THE DATA:
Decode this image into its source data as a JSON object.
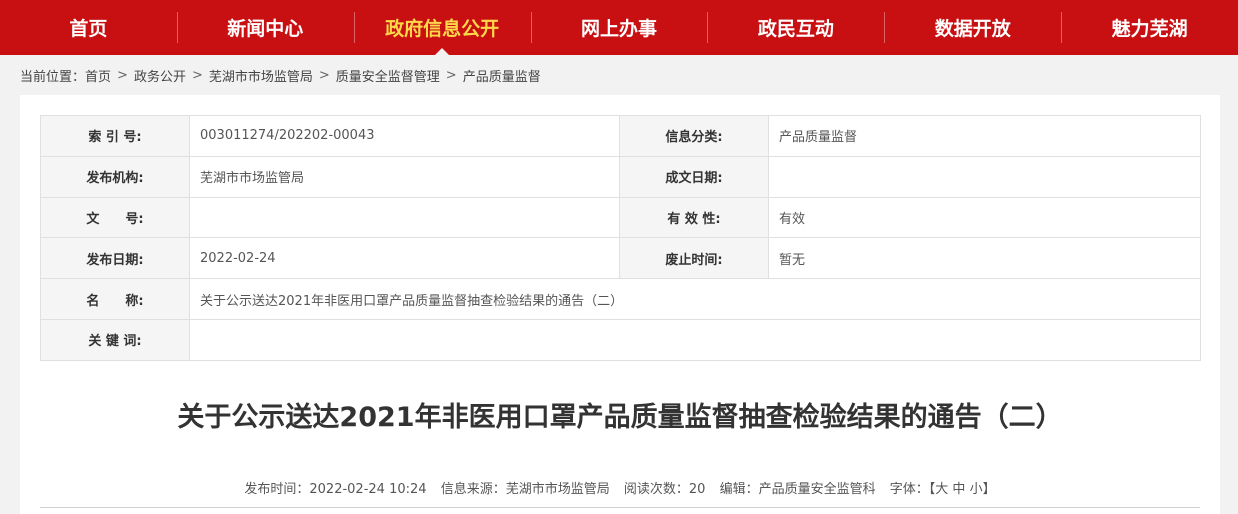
{
  "nav": {
    "items": [
      {
        "label": "首页"
      },
      {
        "label": "新闻中心"
      },
      {
        "label": "政府信息公开"
      },
      {
        "label": "网上办事"
      },
      {
        "label": "政民互动"
      },
      {
        "label": "数据开放"
      },
      {
        "label": "魅力芜湖"
      }
    ],
    "active_index": 2,
    "color": "#c81013",
    "active_color": "#ffd84a"
  },
  "breadcrumb": {
    "prefix": "当前位置：",
    "items": [
      "首页",
      "政务公开",
      "芜湖市市场监管局",
      "质量安全监督管理",
      "产品质量监督"
    ],
    "separator": ">"
  },
  "meta": {
    "rows": [
      {
        "l1": "索 引 号:",
        "v1": "003011274/202202-00043",
        "l2": "信息分类:",
        "v2": "产品质量监督"
      },
      {
        "l1": "发布机构:",
        "v1": "芜湖市市场监管局",
        "l2": "成文日期:",
        "v2": ""
      },
      {
        "l1": "文　　号:",
        "v1": "",
        "l2": "有 效 性:",
        "v2": "有效"
      },
      {
        "l1": "发布日期:",
        "v1": "2022-02-24",
        "l2": "废止时间:",
        "v2": "暂无"
      }
    ],
    "name_label": "名　　称:",
    "name_value": "关于公示送达2021年非医用口罩产品质量监督抽查检验结果的通告（二）",
    "keyword_label": "关 键 词:",
    "keyword_value": ""
  },
  "article": {
    "title": "关于公示送达2021年非医用口罩产品质量监督抽查检验结果的通告（二）",
    "publish_time_label": "发布时间：",
    "publish_time": "2022-02-24 10:24",
    "source_label": "信息来源：",
    "source": "芜湖市市场监管局",
    "views_label": "阅读次数：",
    "views": "20",
    "editor_label": "编辑：",
    "editor": "产品质量安全监管科",
    "font_label": "字体：",
    "font_open": "【",
    "font_large": "大",
    "font_medium": "中",
    "font_small": "小",
    "font_close": "】"
  }
}
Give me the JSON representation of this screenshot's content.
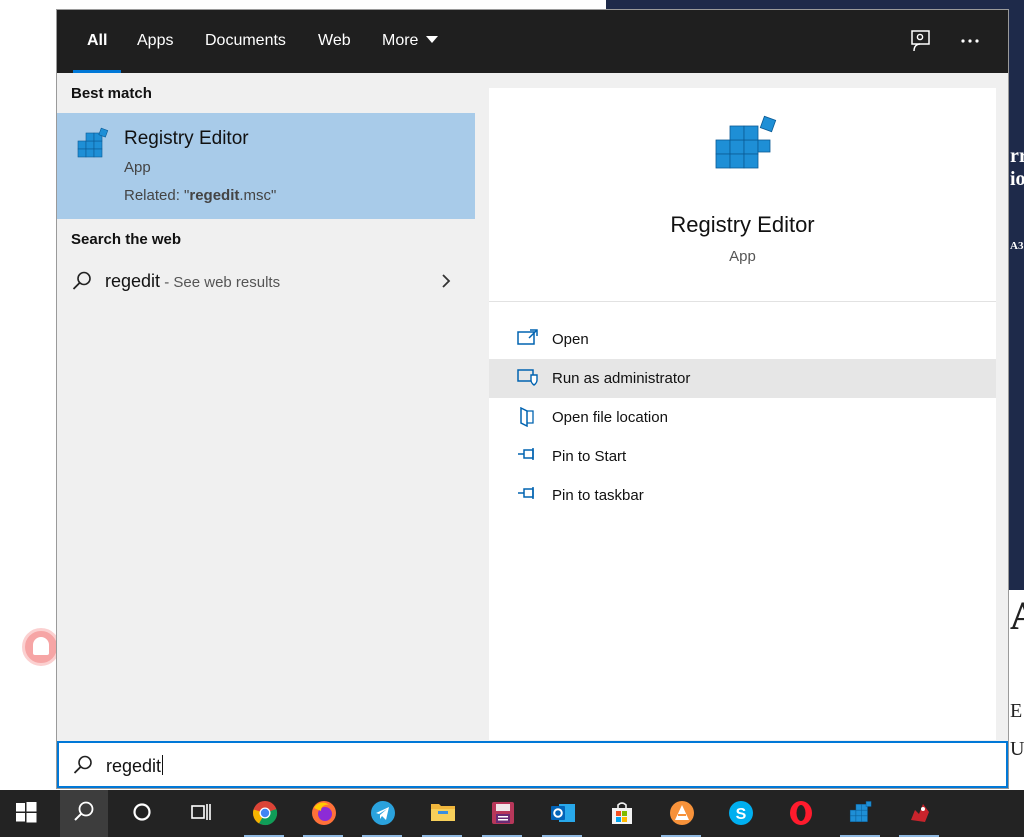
{
  "tabs": [
    {
      "label": "All",
      "active": true
    },
    {
      "label": "Apps"
    },
    {
      "label": "Documents"
    },
    {
      "label": "Web"
    },
    {
      "label": "More"
    }
  ],
  "best_match": {
    "heading": "Best match",
    "title": "Registry Editor",
    "type": "App",
    "related_prefix": "Related: \"",
    "related_bold": "regedit",
    "related_suffix": ".msc\""
  },
  "web": {
    "heading": "Search the web",
    "term": "regedit",
    "suffix": " - See web results"
  },
  "detail": {
    "title": "Registry Editor",
    "type": "App",
    "actions": [
      {
        "label": "Open",
        "icon": "open-icon"
      },
      {
        "label": "Run as administrator",
        "icon": "shield-icon",
        "highlighted": true
      },
      {
        "label": "Open file location",
        "icon": "file-location-icon"
      },
      {
        "label": "Pin to Start",
        "icon": "pin-icon"
      },
      {
        "label": "Pin to taskbar",
        "icon": "pin-icon"
      }
    ]
  },
  "search": {
    "value": "regedit"
  },
  "background": {
    "fragments": [
      "rr",
      "io",
      "A3",
      "A",
      "E",
      "U"
    ]
  },
  "taskbar": {
    "items": [
      "start-icon",
      "search-icon",
      "cortana-icon",
      "task-view-icon",
      "chrome-icon",
      "firefox-icon",
      "telegram-icon",
      "file-explorer-icon",
      "save-app-icon",
      "outlook-icon",
      "store-icon",
      "vlc-icon",
      "skype-icon",
      "opera-icon",
      "registry-editor-icon",
      "game-icon"
    ]
  },
  "colors": {
    "accent": "#0078d7",
    "selection": "#a8cbe9",
    "topbar": "#1f1f1f",
    "taskbar": "#232323"
  }
}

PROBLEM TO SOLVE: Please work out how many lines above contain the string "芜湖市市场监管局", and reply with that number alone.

ANSWER FOR THIS EXERCISE: 3